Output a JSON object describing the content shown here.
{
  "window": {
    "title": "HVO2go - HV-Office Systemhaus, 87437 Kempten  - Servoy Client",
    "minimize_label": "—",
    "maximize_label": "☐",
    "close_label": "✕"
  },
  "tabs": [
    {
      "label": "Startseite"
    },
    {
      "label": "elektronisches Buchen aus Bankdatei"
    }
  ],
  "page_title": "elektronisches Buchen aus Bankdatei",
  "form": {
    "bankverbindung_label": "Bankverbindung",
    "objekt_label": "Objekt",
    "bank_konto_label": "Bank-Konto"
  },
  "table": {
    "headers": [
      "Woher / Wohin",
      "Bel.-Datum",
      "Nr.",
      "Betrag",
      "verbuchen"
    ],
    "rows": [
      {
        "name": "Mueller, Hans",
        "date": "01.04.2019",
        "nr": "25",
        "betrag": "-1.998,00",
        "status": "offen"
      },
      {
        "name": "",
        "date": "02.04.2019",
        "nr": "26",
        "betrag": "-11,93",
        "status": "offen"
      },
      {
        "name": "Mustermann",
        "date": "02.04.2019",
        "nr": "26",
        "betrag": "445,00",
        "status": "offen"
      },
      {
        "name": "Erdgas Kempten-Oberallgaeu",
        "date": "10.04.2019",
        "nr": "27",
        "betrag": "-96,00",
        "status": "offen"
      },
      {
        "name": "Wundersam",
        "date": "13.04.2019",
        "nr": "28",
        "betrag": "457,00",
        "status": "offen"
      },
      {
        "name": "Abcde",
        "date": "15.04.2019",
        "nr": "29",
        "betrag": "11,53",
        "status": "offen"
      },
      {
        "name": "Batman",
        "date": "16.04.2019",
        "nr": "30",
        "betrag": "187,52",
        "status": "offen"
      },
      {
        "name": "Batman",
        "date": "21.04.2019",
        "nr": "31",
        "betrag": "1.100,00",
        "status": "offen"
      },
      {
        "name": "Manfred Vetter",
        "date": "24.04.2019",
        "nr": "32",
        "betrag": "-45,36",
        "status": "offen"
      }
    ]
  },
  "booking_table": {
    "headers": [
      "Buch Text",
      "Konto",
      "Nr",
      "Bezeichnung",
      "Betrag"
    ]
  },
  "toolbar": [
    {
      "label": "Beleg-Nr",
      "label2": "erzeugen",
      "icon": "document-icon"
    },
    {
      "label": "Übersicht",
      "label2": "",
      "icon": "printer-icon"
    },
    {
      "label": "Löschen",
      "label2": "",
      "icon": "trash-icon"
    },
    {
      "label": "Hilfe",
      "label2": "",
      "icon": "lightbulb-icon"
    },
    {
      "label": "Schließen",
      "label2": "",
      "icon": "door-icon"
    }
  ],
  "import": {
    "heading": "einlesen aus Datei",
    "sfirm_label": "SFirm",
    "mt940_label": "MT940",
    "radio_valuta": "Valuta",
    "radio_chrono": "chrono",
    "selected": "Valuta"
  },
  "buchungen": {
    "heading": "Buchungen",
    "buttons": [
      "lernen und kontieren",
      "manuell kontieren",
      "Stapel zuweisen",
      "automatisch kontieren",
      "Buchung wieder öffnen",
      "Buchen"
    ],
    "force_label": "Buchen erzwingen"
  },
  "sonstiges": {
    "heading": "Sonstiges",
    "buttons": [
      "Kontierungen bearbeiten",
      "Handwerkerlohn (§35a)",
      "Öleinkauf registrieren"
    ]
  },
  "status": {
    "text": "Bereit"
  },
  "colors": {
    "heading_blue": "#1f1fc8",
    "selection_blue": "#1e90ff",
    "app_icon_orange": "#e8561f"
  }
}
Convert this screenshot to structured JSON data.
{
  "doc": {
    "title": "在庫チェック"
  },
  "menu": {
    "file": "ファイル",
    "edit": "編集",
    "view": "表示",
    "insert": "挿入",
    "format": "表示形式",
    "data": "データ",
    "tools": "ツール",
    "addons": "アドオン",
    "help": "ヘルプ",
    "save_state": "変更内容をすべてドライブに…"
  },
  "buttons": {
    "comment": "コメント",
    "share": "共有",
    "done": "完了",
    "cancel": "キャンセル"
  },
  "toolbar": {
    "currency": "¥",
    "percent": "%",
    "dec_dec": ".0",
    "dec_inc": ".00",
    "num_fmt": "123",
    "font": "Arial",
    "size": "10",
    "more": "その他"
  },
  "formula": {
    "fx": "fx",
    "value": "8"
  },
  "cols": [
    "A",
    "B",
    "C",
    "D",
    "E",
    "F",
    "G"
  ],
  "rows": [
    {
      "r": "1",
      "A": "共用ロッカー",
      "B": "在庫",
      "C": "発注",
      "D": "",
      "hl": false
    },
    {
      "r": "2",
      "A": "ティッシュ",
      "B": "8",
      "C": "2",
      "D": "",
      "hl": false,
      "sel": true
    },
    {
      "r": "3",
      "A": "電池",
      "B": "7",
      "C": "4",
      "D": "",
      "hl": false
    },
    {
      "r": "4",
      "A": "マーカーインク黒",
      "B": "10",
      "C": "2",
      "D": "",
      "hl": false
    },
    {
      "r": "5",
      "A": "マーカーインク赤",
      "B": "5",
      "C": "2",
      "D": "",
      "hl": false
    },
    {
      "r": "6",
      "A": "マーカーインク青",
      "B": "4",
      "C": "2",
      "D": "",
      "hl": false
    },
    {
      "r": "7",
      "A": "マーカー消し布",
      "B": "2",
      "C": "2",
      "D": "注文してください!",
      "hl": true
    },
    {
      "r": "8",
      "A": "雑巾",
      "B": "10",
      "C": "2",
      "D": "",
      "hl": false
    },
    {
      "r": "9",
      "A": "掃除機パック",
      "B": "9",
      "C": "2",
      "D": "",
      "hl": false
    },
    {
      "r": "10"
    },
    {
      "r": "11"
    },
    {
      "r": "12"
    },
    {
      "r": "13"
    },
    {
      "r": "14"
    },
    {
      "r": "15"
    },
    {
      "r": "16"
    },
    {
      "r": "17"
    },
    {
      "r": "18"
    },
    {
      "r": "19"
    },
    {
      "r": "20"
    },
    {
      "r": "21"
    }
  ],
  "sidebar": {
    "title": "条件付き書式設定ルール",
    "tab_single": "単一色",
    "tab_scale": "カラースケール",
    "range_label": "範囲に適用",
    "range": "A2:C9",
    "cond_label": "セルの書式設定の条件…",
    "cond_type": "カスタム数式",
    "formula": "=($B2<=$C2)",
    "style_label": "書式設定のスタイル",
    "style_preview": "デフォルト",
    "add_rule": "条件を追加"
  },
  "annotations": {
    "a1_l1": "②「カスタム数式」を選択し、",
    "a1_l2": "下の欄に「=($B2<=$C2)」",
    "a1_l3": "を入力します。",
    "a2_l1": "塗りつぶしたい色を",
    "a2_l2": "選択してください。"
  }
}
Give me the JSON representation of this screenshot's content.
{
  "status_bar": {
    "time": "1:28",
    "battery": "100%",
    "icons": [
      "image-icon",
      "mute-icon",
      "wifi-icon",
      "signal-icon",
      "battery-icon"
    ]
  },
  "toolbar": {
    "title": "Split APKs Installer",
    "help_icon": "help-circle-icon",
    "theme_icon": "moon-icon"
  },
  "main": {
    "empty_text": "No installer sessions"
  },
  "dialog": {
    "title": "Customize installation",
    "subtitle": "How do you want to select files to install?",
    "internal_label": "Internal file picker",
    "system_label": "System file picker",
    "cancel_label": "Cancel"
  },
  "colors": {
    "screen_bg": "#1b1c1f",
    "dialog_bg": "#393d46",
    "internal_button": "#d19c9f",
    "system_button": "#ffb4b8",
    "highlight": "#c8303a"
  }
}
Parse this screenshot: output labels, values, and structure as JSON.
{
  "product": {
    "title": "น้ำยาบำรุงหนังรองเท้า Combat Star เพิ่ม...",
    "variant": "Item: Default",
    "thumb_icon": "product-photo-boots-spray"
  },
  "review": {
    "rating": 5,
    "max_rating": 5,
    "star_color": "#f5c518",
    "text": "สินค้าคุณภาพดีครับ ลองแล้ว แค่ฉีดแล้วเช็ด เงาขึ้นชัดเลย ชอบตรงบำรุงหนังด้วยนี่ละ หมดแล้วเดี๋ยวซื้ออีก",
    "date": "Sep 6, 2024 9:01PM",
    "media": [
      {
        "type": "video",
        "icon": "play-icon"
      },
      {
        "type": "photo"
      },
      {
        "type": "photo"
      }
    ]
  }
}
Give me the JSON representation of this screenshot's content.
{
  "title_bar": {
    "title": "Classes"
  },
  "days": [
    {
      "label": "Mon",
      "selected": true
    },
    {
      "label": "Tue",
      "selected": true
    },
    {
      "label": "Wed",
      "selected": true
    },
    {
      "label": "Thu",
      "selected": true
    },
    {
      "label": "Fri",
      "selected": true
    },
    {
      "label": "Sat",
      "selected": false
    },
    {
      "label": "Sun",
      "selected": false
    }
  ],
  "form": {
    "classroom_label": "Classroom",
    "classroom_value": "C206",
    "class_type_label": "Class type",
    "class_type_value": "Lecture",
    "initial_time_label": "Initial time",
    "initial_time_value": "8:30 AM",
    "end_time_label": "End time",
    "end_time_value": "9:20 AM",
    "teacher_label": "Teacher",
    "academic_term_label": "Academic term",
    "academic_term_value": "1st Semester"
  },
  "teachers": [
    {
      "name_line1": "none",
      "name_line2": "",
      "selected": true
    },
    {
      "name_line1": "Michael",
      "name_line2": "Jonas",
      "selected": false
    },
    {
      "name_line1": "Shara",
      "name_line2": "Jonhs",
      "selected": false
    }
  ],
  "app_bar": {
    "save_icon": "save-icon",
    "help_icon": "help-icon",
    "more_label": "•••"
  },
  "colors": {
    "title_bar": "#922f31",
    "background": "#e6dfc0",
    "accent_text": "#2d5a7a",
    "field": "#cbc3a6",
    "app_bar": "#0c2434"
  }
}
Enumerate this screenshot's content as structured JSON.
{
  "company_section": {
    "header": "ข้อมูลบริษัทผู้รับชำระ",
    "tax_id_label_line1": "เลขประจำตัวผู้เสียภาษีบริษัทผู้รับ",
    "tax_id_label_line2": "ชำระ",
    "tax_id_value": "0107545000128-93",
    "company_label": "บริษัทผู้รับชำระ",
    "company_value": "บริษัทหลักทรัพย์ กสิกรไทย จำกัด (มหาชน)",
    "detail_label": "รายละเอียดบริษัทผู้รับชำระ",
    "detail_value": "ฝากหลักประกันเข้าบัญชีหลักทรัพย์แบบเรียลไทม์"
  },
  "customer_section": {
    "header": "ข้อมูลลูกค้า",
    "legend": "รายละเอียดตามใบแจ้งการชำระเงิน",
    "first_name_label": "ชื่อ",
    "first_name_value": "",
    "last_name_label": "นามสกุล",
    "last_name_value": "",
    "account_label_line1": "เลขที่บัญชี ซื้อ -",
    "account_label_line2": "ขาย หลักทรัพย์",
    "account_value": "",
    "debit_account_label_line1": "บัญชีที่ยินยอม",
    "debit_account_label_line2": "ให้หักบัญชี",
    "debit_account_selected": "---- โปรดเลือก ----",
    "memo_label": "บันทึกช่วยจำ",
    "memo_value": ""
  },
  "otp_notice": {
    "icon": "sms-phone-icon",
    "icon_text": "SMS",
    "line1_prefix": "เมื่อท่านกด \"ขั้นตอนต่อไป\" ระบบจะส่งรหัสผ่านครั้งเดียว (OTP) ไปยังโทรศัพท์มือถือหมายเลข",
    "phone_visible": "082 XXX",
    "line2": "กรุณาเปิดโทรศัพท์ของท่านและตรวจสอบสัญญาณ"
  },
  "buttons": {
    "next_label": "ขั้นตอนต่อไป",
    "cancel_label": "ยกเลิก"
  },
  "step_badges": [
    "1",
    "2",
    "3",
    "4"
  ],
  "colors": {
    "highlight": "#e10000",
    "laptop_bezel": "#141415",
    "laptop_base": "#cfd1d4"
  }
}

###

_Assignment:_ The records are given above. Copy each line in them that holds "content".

_Expected answer:_
Output a JSON object describing the content shown here.
Give me the JSON representation of this screenshot's content.
Give me the JSON representation of this screenshot's content.
Enumerate this screenshot's content as structured JSON.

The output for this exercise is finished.